Georgetown's 7-foot-2 sophomore Roy Hibbert was held to just four points -- 12 under his season average -- in 33 minutes, though he added seven rebounds and six blocked shots. The Illini rotated 6-10 sophomore Shaun Pruitt and 6-8 junior Marcus Arnold on Hibbert -- Illinois Coach Bruce Weber referred to it as "tag-team wrestling" -- and made it difficult for Hibbert to establish position inside.
Weber and his staff do a breakdown of five-minute "wars" in a game, and he stressed to his players the importance of winning the first one. The Illini certainly did that; after the first five minutes, they led, 10-0. They were the aggressors, swinging the ball on offense to set up three-pointers for Rich McBride, and stifling the Hoyas at the other end of the court. Roy Hibbert's put-back of a Jeff Green miss finally put Georgetown on the board with 14 minutes 29 seconds left in the half.
The Hoyas missed five lay-ups in the first 20 minutes, and made only 5 of the 22 shots they attempted. They got two easy baskets in the final two minutes: a Darrel Owens fast-break lay-up (which ended a nine-minute drought in which the Hoyas didn't record a single field goal), and a Cook cut and lay-up off a pass from Hibbert.
Georgetown gave up 13 offensive rebounds in the first 20 minutes; on one occasion, Brian Randle just blew by two flat-footed Georgetown players to snare a weak-side rebound that led to an easy lay-up and a 22-9 lead.

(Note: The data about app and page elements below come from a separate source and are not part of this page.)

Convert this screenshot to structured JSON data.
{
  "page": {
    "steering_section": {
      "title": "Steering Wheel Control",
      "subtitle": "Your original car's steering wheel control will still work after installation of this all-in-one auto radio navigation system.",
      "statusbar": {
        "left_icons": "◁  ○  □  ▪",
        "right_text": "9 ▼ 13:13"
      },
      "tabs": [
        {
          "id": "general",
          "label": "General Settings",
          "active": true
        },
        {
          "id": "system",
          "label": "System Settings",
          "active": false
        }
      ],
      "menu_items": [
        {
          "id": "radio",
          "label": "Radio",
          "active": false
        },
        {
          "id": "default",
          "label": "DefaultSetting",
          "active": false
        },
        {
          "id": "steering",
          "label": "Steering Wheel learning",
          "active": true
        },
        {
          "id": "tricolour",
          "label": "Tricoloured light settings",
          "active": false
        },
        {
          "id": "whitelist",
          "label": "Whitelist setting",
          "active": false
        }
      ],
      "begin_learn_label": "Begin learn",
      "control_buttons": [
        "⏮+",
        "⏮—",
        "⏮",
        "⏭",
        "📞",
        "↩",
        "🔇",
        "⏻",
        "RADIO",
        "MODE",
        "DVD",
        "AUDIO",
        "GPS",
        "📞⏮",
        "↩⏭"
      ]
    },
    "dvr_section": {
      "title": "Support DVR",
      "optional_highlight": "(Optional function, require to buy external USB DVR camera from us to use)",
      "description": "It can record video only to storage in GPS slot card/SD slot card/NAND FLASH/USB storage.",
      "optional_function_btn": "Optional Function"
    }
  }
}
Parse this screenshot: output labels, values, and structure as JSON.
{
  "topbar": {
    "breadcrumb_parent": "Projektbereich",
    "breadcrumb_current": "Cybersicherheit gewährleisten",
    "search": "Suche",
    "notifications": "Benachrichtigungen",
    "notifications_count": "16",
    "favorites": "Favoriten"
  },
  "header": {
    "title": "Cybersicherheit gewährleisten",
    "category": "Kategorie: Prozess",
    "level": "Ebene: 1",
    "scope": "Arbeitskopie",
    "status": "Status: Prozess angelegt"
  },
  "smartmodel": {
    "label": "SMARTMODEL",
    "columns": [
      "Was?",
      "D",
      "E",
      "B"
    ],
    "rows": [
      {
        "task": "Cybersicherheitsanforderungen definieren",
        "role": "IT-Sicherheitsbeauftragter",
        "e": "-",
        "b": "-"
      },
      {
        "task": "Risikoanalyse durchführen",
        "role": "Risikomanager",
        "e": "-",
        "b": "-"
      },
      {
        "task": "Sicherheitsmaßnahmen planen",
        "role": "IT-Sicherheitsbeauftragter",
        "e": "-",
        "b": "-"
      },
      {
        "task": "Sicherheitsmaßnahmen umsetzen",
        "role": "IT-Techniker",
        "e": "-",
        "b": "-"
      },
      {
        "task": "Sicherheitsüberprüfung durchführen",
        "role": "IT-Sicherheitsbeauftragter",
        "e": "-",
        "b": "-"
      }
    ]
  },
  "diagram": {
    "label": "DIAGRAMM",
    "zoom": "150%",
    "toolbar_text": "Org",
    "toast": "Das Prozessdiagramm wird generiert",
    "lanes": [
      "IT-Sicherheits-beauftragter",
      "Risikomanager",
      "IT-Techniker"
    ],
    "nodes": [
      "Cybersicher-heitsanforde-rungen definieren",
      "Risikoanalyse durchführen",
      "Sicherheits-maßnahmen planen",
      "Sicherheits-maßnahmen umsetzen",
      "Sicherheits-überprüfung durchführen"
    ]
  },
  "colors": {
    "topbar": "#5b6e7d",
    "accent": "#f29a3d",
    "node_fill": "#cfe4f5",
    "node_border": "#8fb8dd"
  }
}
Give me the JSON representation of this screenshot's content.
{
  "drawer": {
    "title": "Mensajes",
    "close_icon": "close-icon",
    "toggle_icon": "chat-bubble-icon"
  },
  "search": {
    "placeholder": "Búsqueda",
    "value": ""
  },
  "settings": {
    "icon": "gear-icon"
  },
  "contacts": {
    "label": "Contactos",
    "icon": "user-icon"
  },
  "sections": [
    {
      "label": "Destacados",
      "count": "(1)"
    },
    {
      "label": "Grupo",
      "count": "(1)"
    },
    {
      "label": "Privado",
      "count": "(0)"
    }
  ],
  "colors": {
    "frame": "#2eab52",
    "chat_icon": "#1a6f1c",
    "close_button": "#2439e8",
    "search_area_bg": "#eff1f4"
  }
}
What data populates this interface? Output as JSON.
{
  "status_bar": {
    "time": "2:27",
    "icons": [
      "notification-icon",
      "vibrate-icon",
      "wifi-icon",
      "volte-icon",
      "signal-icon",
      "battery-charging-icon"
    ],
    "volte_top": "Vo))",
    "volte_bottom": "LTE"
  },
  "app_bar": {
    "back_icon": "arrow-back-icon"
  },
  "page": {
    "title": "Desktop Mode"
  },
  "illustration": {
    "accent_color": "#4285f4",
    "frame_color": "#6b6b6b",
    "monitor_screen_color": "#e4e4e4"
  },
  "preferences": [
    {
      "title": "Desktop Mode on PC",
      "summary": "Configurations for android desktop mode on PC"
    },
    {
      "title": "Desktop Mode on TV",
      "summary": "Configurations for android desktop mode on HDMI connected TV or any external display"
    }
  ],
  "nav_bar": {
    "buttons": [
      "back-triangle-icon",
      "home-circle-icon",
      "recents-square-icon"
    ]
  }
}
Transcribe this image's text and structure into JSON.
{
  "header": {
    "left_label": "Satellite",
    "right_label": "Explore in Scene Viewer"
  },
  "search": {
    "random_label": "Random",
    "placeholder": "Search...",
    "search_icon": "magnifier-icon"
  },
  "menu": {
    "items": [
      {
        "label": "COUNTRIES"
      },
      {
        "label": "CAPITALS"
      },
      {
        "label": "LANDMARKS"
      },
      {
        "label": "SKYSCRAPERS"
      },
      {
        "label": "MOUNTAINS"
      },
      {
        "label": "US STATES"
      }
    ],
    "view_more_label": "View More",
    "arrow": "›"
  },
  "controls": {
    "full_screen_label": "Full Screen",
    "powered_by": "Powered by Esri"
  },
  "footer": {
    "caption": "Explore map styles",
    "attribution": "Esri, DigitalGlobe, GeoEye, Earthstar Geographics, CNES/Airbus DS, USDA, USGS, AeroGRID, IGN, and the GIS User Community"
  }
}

Rebounding was a problem throughout the game for the Hoyas. Illinois, which shot only 32.3 percent from the field, grabbed 21 offensive rebounds -- which led to 16 points -- and held an overall 44-31 rebounding edge.
"The way we're playing offensively, any extra possession is so helpful for us," Weber said.
"They did a terrific job of going after the ball and we were just watching," said Thompson, whose team had 17 more rebounds than Oregon on Saturday. "We'll fix that."